The Energy Recovery Plant burns waste to power the Lerwick district heating scheme.

The project involves the upgrade to the feed and control systems at the Gremista facility.

A report to councillors stated that the combined annual savings, increased heat sales and increased gate fee revenue to the council is expected to be around £395,000 a year.

This means that the cost of the upgrade could be paid back over seven and a half years.

The project would also result in a reduction of nearly 475 tonnes of CO2 per annum, equating to a nine per cent reduction in its total carbon output.

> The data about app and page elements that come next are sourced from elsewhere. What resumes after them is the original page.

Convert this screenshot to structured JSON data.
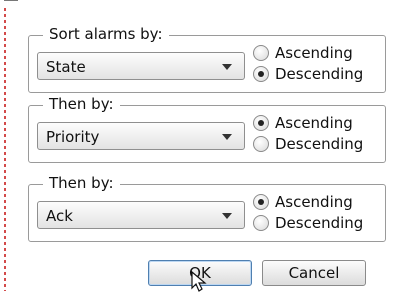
{
  "sort_groups": [
    {
      "legend": "Sort alarms by:",
      "selected": "State",
      "ascending_label": "Ascending",
      "descending_label": "Descending",
      "selected_order": "Descending"
    },
    {
      "legend": "Then by:",
      "selected": "Priority",
      "ascending_label": "Ascending",
      "descending_label": "Descending",
      "selected_order": "Ascending"
    },
    {
      "legend": "Then by:",
      "selected": "Ack",
      "ascending_label": "Ascending",
      "descending_label": "Descending",
      "selected_order": "Ascending"
    }
  ],
  "buttons": {
    "ok_label": "OK",
    "cancel_label": "Cancel"
  },
  "icons": {
    "combo_arrow": "chevron-down-icon",
    "cursor": "mouse-pointer-icon"
  },
  "colors": {
    "left_border": "#d34a4a",
    "ok_focus": "#4f7fb0"
  }
}
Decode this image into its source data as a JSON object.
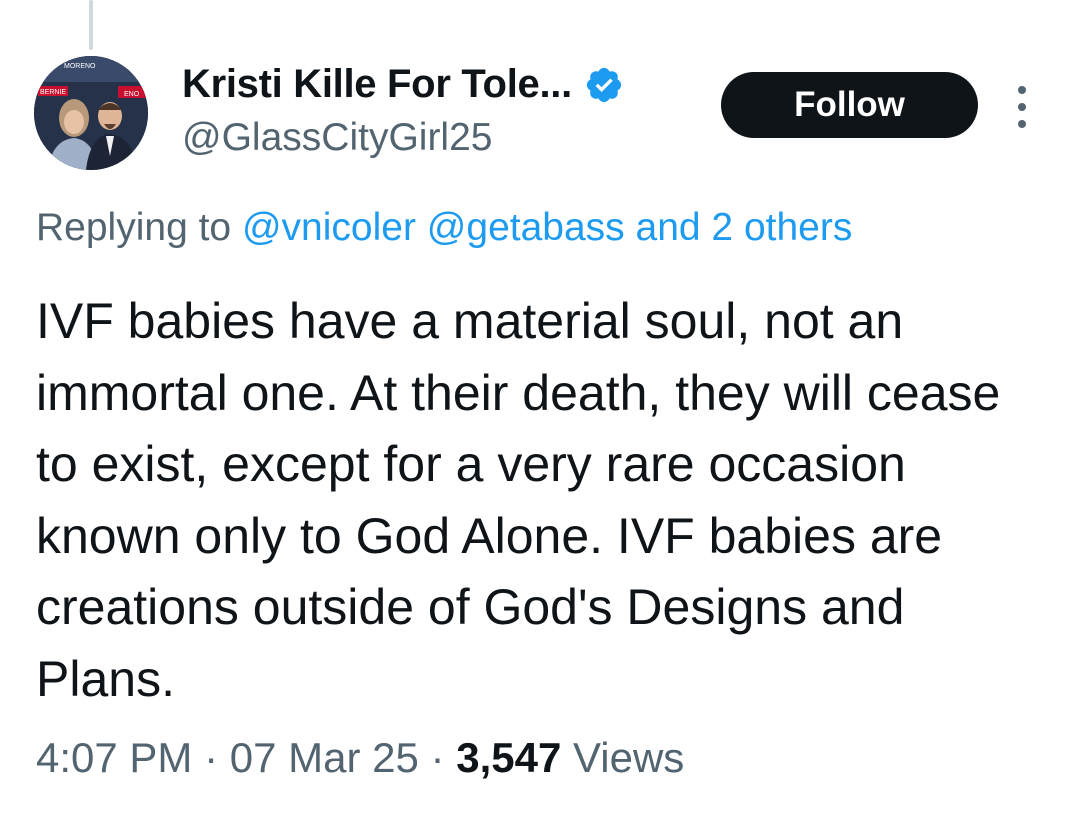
{
  "author": {
    "display_name": "Kristi Kille For Tole...",
    "handle": "@GlassCityGirl25",
    "avatar_text": [
      "BERNIE",
      "MORENO",
      "ENO"
    ]
  },
  "follow_button": {
    "label": "Follow"
  },
  "reply_context": {
    "prefix": "Replying to",
    "mentions": [
      "@vnicoler",
      "@getabass"
    ],
    "suffix": "and 2 others"
  },
  "tweet": {
    "text": "IVF babies have a material soul, not an immortal one. At their death, they will cease to exist, except for a very rare occasion known only to God Alone. IVF babies are creations outside of God's Designs and Plans."
  },
  "meta": {
    "time": "4:07 PM",
    "separator": "·",
    "date": "07 Mar 25",
    "views_count": "3,547",
    "views_label": "Views"
  },
  "colors": {
    "text_primary": "#0f1419",
    "text_secondary": "#536471",
    "link": "#1d9bf0",
    "follow_bg": "#0f1419",
    "verified": "#1d9bf0"
  }
}
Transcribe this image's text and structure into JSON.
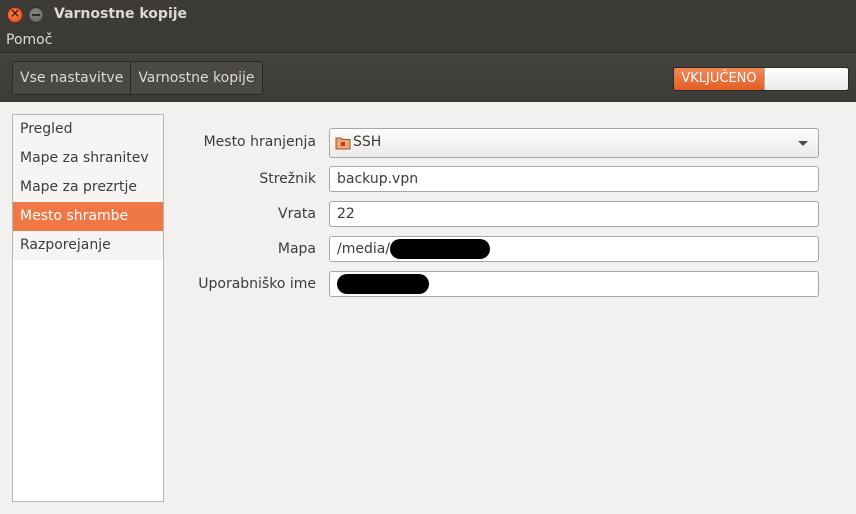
{
  "window": {
    "title": "Varnostne kopije"
  },
  "menubar": {
    "items": [
      {
        "label": "Pomoč"
      }
    ]
  },
  "toolbar": {
    "tabs": [
      {
        "label": "Vse nastavitve"
      },
      {
        "label": "Varnostne kopije"
      }
    ],
    "switch": {
      "label": "VKLJUČENO",
      "state": "on"
    }
  },
  "sidebar": {
    "items": [
      {
        "label": "Pregled"
      },
      {
        "label": "Mape za shranitev"
      },
      {
        "label": "Mape za prezrtje"
      },
      {
        "label": "Mesto shrambe",
        "selected": true
      },
      {
        "label": "Razporejanje"
      }
    ]
  },
  "form": {
    "location": {
      "label": "Mesto hranjenja",
      "value": "SSH",
      "icon": "folder-remote-icon"
    },
    "server": {
      "label": "Strežnik",
      "value": "backup.vpn"
    },
    "port": {
      "label": "Vrata",
      "value": "22"
    },
    "folder": {
      "label": "Mapa",
      "value": "/media/"
    },
    "username": {
      "label": "Uporabniško ime",
      "value": ""
    }
  },
  "colors": {
    "accent": "#f07746",
    "titlebar": "#3c3b37",
    "window_bg": "#f2f1f0"
  }
}
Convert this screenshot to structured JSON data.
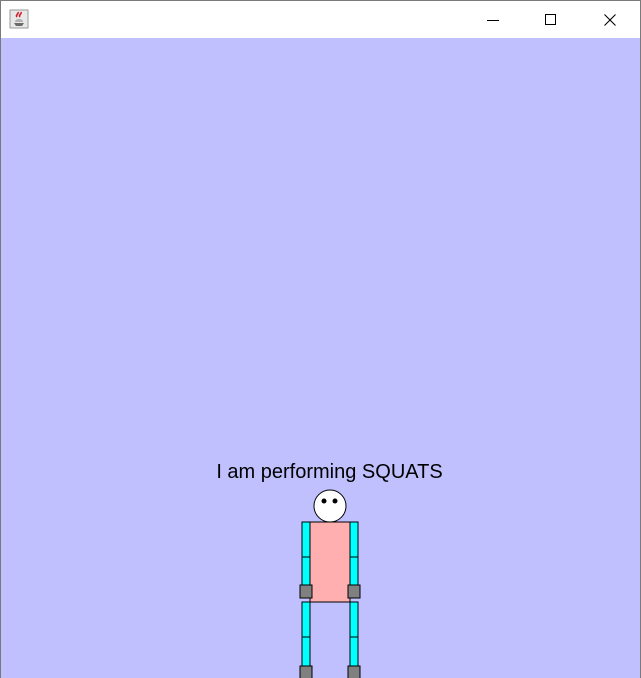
{
  "window": {
    "icon": "java-cup-icon",
    "controls": {
      "minimize": "minimize-icon",
      "maximize": "maximize-icon",
      "close": "close-icon"
    }
  },
  "scene": {
    "background_color": "#C0C0FF",
    "caption": "I am performing SQUATS",
    "exercise": "SQUATS",
    "figure": {
      "head_color": "#FFFFFF",
      "torso_color": "#FFAFAF",
      "limb_color": "#00FFFF",
      "joint_color": "#808080",
      "outline_color": "#000000"
    }
  }
}
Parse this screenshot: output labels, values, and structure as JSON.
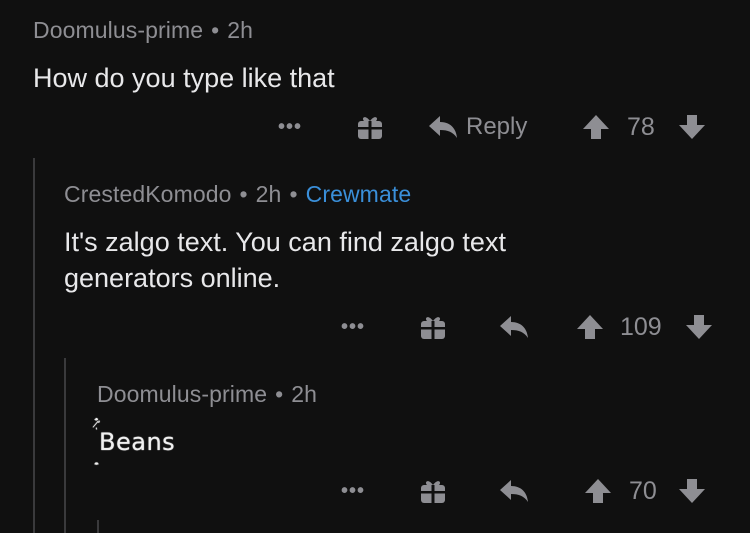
{
  "comments": [
    {
      "author": "Doomulus-prime",
      "time": "2h",
      "text": "How do you type like that",
      "reply_label": "Reply",
      "votes": "78"
    },
    {
      "author": "CrestedKomodo",
      "time": "2h",
      "flair": "Crewmate",
      "text_line1": "It's zalgo text. You can find zalgo text",
      "text_line2": "generators online.",
      "votes": "109"
    },
    {
      "author": "Doomulus-prime",
      "time": "2h",
      "text": "Beans",
      "votes": "70"
    }
  ],
  "meta_separator": "•",
  "more_label": "•••",
  "icons": {
    "more": "more-options-icon",
    "award": "gift-award-icon",
    "reply": "reply-arrow-icon",
    "upvote": "upvote-arrow-icon",
    "downvote": "downvote-arrow-icon"
  },
  "colors": {
    "background": "#101010",
    "meta": "#8e8e93",
    "text": "#e8e8ea",
    "flair": "#3a8fd9",
    "thread_line": "#3a3a3c"
  }
}
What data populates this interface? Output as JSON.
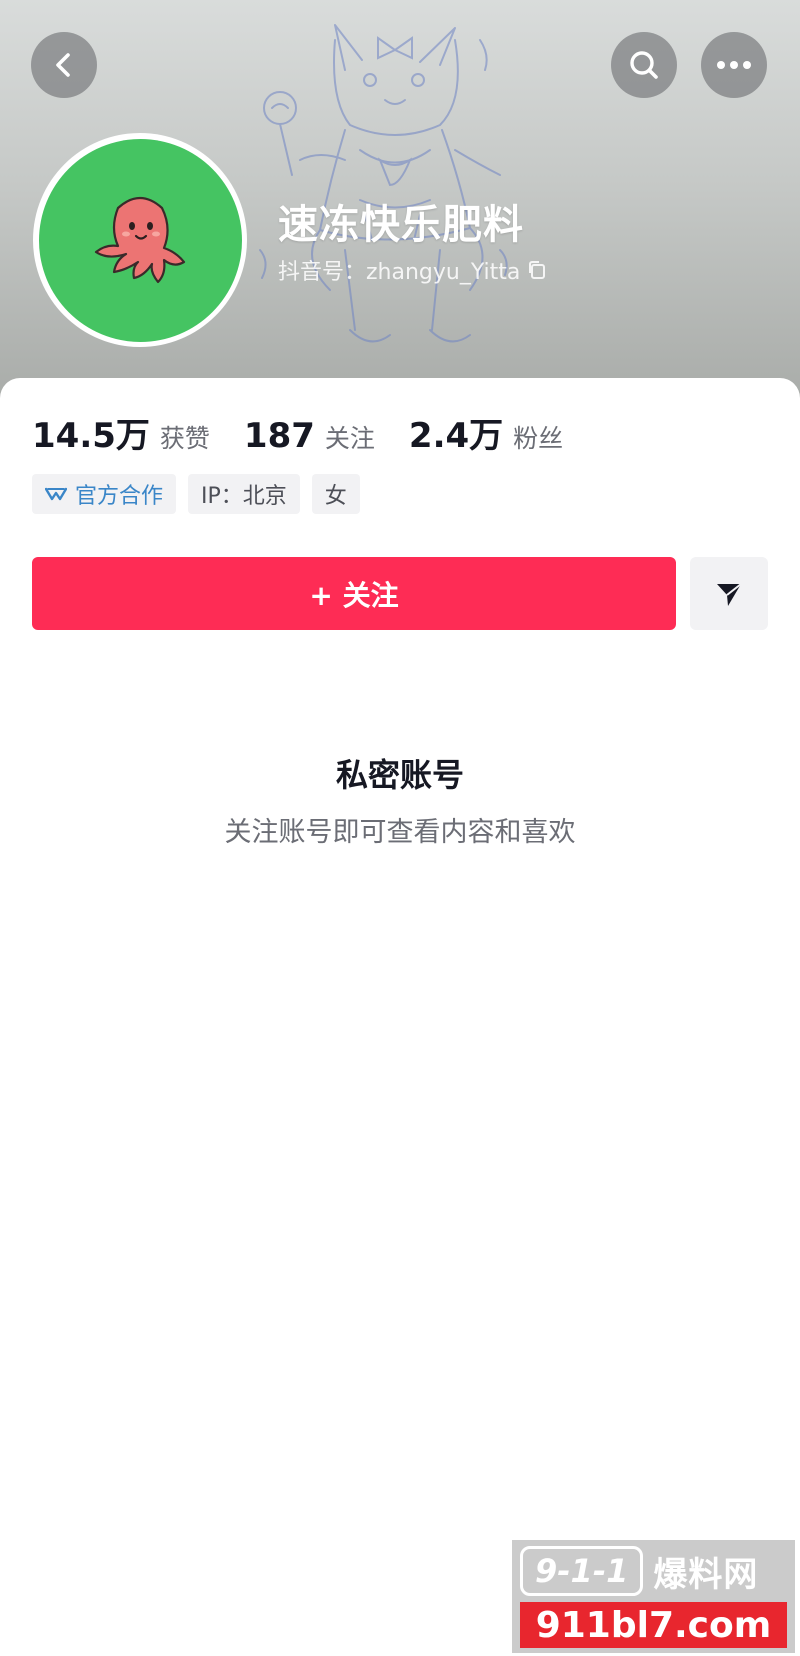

The upgrades will mean operators will no longer be required to enter and work in dangerous conditions inside the furnace every 100 days or so to break up the build-up of slag, which is a dense rock like formation.

Meanwhile, a business justification case for a new waste and recycling baler at the nearby Gremista Waste Management facility was also approved by councillors.

The machine is used to turn general waste into square bales, which is then stored in landfill for later use at the energy recovery plant where it is burned.

The cost of a replacement baler is thought to be around £325,000.

The current baler has been used for almost 15 years, and initially it was meant to be replaced after a seven year period.

“We are now 15 years down the line and the machine is really starting to show its age,” the business justification case said.

The council also approved spending on a purpose-fit system to broadcast council meetings live.

There will be a one-off charge of £70,000 and an annual £25,000 fee.

Members were told at a session of the full council on Wednesday that the previous plan to move meetings to the St Ringan’s building in Lerwick, which is the current library, remains in place.

This will happen once library services move back to the old building a stone’s throw away, with assets, commissioning and procurement Robert Sinclair saying this could be as early as May.

At Wednesday’s meeting Lerwick member John Fraser said he would like to see the new system set up allow councillors to attend remotely so that as many people as possible would be encouraged to stand in the next local election in 2022.

Convener Malcolm Bell said it was his view that “personal attendance should be the default, but remote attendance will be achievable with the new system”.

All council meetings are currently held on MS Teams, with some members usually present in Lerwick Town Hall and others at home, and the main committees are recorded and published on YouTube.